What is Mindfulness?, Christopher Germer, 2004
Excerpt from the first chapter of Germer’s book, “Mindfulness and Psychotherapy”: “Psychotherapists are in the business of alleviating emotional suffering. Suffering arrives in innumerable guises: stress, anxiety, depression, behavior problems, interpersonal conflict, confusion, despair. It is the common denominator of all clinical diagnoses and is endemic to the human condition. Some of our suffering is existential, such as sickness, old age and dying. Some suffering has a more personal flavor. The cause of our individual difficulties may include past conditioning, present circumstances, genetic predisposition, or any number of interacting factors. Mindfulness, a deceptively simple way of relating to experience, has long been used to lessen the sting of life’s difficulties, especially those that are seemingly self-imposed. In this volume we will illustrate the potential of mindfulness for enhancing psychotherapy.”

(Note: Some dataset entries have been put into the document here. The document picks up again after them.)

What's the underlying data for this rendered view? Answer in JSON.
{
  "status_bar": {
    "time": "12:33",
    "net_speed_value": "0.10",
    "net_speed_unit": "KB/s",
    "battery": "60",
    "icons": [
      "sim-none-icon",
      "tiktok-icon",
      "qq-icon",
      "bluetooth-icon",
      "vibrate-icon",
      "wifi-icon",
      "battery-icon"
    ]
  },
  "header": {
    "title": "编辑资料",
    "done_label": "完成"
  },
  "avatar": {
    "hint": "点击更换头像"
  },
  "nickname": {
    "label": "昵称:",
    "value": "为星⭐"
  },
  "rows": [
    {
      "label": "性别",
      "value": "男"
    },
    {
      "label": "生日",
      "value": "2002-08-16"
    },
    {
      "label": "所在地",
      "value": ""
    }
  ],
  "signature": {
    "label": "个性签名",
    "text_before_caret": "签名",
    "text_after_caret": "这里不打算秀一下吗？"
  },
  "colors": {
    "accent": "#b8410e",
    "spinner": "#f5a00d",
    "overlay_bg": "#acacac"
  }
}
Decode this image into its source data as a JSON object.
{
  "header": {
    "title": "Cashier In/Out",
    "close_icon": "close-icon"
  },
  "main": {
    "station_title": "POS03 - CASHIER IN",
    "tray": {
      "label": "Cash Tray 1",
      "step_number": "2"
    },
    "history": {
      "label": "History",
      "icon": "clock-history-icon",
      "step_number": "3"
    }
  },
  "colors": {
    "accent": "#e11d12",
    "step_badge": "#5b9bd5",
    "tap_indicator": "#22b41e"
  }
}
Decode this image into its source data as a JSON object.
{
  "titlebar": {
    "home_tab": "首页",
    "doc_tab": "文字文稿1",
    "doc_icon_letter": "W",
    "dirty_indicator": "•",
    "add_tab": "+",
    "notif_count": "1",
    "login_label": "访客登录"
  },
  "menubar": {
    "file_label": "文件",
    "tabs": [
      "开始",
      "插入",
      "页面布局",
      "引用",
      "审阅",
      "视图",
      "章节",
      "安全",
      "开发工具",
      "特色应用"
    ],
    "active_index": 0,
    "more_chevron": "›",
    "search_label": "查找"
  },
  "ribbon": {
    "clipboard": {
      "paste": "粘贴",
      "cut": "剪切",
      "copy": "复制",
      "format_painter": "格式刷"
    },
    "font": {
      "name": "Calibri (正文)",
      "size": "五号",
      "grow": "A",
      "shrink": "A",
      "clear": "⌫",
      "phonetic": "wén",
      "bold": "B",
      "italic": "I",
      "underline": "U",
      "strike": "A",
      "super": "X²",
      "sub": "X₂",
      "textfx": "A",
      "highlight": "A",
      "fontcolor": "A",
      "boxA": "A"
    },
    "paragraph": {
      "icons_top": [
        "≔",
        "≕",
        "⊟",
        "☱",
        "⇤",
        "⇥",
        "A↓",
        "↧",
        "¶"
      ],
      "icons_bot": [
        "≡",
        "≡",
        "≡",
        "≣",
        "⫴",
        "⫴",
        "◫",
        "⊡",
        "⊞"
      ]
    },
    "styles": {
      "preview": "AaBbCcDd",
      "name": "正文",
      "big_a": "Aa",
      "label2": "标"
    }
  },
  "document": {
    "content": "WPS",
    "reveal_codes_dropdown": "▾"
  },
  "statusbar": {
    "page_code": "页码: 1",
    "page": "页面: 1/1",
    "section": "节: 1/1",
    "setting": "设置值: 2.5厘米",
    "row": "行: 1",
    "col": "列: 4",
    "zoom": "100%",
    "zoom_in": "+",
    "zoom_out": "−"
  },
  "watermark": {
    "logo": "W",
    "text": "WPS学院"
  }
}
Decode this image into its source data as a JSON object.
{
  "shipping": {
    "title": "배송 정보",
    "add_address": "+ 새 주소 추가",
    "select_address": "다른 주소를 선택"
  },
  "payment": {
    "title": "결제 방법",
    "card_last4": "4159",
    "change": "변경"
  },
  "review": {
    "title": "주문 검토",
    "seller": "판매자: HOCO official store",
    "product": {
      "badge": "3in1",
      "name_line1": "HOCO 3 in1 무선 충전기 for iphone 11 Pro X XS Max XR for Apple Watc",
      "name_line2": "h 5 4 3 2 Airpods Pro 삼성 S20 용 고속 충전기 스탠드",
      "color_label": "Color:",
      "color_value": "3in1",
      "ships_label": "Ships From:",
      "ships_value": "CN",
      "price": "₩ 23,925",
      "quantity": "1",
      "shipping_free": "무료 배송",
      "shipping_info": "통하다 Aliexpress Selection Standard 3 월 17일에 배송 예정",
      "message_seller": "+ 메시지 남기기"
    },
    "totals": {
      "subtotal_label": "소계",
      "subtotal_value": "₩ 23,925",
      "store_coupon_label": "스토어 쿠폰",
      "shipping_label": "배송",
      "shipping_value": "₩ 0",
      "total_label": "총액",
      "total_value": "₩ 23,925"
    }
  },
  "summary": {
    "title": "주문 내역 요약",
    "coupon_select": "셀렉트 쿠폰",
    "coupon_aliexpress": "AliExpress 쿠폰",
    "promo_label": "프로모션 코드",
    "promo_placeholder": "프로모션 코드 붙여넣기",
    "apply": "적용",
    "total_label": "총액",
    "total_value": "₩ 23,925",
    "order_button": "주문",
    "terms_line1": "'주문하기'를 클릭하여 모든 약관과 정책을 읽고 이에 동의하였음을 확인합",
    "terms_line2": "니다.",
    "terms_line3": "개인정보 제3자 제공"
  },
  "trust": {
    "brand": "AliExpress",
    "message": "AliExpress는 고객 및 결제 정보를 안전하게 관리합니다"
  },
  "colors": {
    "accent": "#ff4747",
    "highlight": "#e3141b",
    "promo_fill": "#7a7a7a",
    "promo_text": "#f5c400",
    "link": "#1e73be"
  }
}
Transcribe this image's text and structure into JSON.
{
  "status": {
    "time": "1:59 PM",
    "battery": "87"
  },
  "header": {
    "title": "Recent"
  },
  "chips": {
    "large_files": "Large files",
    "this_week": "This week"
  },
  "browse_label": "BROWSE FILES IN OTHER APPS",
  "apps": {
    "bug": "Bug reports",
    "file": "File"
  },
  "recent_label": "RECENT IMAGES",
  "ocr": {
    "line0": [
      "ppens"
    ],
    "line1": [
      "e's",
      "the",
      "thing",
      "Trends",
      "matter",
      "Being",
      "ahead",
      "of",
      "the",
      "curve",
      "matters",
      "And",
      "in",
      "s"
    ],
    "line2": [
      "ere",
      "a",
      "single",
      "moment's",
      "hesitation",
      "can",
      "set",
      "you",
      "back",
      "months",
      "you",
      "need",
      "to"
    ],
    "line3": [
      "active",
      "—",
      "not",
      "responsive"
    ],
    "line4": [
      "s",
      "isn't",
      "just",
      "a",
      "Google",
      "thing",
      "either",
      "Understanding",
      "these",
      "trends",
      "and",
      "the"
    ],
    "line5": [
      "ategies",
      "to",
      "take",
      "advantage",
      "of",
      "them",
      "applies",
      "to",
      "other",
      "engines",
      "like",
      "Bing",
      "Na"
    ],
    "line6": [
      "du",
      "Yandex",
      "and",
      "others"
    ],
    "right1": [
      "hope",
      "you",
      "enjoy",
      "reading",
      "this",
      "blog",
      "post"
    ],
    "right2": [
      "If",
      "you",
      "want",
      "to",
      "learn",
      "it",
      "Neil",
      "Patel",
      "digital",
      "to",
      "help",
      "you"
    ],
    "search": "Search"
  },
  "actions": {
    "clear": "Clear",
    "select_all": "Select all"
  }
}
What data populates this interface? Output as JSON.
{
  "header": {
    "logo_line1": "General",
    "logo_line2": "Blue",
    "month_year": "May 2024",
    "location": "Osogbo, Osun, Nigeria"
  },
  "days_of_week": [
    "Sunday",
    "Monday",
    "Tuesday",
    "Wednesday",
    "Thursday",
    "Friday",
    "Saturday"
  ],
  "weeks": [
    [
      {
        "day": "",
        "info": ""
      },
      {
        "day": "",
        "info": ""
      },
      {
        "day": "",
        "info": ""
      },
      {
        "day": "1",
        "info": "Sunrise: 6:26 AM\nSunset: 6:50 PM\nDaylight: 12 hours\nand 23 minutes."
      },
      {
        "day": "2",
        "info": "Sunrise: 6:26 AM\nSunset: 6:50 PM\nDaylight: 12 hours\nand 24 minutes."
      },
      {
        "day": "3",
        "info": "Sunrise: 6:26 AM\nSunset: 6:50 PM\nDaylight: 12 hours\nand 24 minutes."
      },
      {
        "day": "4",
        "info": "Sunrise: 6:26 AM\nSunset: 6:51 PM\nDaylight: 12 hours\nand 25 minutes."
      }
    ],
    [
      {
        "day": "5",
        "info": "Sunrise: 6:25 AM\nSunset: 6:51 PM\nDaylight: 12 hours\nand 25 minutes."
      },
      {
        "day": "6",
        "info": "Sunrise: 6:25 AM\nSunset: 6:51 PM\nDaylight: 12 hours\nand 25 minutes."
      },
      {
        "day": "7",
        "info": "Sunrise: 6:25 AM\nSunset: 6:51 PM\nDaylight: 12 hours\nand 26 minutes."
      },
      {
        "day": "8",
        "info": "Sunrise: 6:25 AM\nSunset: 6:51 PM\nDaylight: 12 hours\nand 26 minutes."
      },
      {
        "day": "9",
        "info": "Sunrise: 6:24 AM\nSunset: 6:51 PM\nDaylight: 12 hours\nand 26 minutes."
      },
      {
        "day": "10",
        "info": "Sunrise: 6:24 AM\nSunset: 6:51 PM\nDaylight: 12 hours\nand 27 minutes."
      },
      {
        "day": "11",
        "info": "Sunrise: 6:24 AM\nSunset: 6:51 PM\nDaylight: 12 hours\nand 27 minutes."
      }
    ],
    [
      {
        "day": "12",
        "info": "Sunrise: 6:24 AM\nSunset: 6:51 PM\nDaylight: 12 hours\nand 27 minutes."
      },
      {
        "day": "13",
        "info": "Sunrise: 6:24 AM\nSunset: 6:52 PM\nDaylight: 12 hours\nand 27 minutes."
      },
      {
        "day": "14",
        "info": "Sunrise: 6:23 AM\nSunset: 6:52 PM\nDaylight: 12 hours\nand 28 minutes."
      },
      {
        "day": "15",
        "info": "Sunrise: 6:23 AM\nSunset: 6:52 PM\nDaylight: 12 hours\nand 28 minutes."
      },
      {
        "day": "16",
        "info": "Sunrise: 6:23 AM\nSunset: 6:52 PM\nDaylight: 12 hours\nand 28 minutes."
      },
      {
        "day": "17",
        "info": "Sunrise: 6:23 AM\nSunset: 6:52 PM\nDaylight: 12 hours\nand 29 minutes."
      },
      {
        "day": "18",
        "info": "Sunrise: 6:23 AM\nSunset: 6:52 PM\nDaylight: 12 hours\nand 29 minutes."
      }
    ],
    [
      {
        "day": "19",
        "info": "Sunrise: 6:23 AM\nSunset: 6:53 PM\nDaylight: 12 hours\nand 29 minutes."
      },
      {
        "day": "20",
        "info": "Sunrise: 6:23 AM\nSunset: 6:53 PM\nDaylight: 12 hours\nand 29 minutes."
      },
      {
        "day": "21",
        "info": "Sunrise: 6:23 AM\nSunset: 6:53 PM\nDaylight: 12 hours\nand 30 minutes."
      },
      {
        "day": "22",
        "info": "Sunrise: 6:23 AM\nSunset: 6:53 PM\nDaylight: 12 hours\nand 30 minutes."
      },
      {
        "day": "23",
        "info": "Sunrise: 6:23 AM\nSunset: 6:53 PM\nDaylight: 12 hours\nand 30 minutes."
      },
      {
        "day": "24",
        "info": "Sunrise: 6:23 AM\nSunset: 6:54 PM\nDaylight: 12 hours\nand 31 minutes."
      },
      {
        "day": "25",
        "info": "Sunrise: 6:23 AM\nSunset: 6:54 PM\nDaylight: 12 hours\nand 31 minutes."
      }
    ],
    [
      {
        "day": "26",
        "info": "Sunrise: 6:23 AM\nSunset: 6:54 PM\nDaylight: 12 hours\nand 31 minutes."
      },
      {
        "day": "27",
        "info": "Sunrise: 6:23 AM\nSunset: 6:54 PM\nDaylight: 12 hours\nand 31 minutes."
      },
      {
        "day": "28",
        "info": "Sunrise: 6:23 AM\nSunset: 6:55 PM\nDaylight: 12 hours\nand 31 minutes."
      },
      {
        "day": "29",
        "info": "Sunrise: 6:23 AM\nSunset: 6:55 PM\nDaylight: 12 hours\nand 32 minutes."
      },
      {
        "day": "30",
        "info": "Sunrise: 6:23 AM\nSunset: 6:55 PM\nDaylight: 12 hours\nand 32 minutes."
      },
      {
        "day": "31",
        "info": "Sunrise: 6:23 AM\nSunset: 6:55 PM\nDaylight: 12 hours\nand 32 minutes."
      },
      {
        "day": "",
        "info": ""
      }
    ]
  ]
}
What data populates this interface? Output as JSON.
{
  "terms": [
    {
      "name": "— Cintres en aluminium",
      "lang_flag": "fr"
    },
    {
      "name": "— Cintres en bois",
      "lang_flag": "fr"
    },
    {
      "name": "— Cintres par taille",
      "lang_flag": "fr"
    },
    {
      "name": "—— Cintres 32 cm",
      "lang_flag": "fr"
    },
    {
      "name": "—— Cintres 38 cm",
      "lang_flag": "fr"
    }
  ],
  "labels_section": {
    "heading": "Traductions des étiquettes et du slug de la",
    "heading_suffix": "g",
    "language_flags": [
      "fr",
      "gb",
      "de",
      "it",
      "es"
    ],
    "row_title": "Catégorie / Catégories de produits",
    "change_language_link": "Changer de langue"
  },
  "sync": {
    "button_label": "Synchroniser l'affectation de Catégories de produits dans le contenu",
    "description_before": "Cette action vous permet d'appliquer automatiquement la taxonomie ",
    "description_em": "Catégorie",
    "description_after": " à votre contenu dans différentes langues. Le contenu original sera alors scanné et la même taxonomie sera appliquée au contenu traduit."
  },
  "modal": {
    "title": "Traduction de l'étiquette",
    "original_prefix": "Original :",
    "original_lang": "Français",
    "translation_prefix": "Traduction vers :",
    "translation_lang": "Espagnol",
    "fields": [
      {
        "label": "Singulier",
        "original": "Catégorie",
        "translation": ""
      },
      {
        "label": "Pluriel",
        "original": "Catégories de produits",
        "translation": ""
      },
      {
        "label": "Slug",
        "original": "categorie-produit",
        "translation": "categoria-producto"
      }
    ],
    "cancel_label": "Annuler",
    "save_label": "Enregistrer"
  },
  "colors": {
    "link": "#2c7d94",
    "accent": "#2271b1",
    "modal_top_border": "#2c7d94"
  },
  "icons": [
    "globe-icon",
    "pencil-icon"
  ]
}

MINDFULNESS: What is it? Where does it come from?, Siegel, Germer, Olendzki, 2008
Excerpt from the “Clinical Handbook of Mindfulness”: “As this book will show, mindfulness is a deceptively simple way of relating to all experience that can reduce suffering and set the stage for positive personal transformation. It is a core psychological process that can alter how we respond to the unavoidable difficulties in life—not only to everyday existential challenges, but also to severe psychological problems such as suicidal ideation (Linehan, 1993), chronic depression (Segal, Williams & Teasdale, 2002), and psychotic delusions (Bach and Hayes, 2002).”
THE BENEFITS OF BEING PRESENT: Mindfulness and Its Role in Psychological Well-Being, Brown & Ryan, 2003
This research provides a theoretical and empirical examination of the role of mindfulness in psychological well-being An experience-sampling study shows that both dispositional and state mindfulness predict self-regulated behavior and positive emotional states. In addition, a clinical intervention study with cancer patients demonstrates that increases in mindfulness over time relate to declines in mood disturbance and stress.
The Power of Mindfulness, The Child Mind Institute
Article on the power of mindfulness and its impact on children with autism, ADHD, anxiety, and depression.
MINDFUL PRACTICE IN ACTION (I): Technical Competence, Evidence-Based Medicine, and Relationship-Centered Care, Epstein, 2003
First of a two-part series of articles on mindfulness in the medical profession. Mindfulness is defined as a purposeful, non-anxious, reflective presence that can be applied to an aspect of medical practice. It is a state of mind that permits insight, presence and reflection. The article uses clinical stories and observations to invoke examples of mindfulness in the medical field and its importance in medical training. Levels of mindfulness extend from mindless imitation to embodied presence, and are described in the text.
MINDFUL PRACTICE IN ACTION (II):: Cultivating Habits of Mind, Epstein, 2003
Second of a two-part series of articles on mindfulness in the medical profession. Epstein proposes an eight-fold method for promoting mindful practice in medicine: (a) Priming – setting the expectation of self-observation, (b) Availability – creating physical and mental space for exchange, (c) Reflective questions to open up possibilities and invite curiosity, (d) Active engagement – direct observation and exchange, (e) Modeling while “thinking out loud” to make mental processes more transparent, (f) Practicing attentiveness, curiosity, and presence, (g) Praxis – consolidation of learning by experience, and (h) Assessment and confirmation. Examples are included from medicine, music and meditation.
AN EXPLORATION IN MINDFULNESS: Classroom of Detectives, Reid & Miller (Teachers College Record, December 2009)
An exploratory study on a mindfulness program used in a fifth-grade classroom. The primary aim of the study was to investigate the feasibility of a mindfulness training workbook written for young children. The goal of the book was to help children understand and access their own mindfulness within the classroom setting without instruction by teachers and without using meditation techniques. The findings show that the mindfulness program was feasible and overall improvements in attention were evident. They also found that children who needed the most help at the onset of the program showed the greatest improvement by the end.
MINDFULNESS TRAINING IN CHILDHOOD, Lyons & Zelazo, 2011
The authors address mindfulness training in children. It is explained that mindfulness is a skill and its goal is staying with the present moment by focusing on breathing, and can be developed in people of all ages.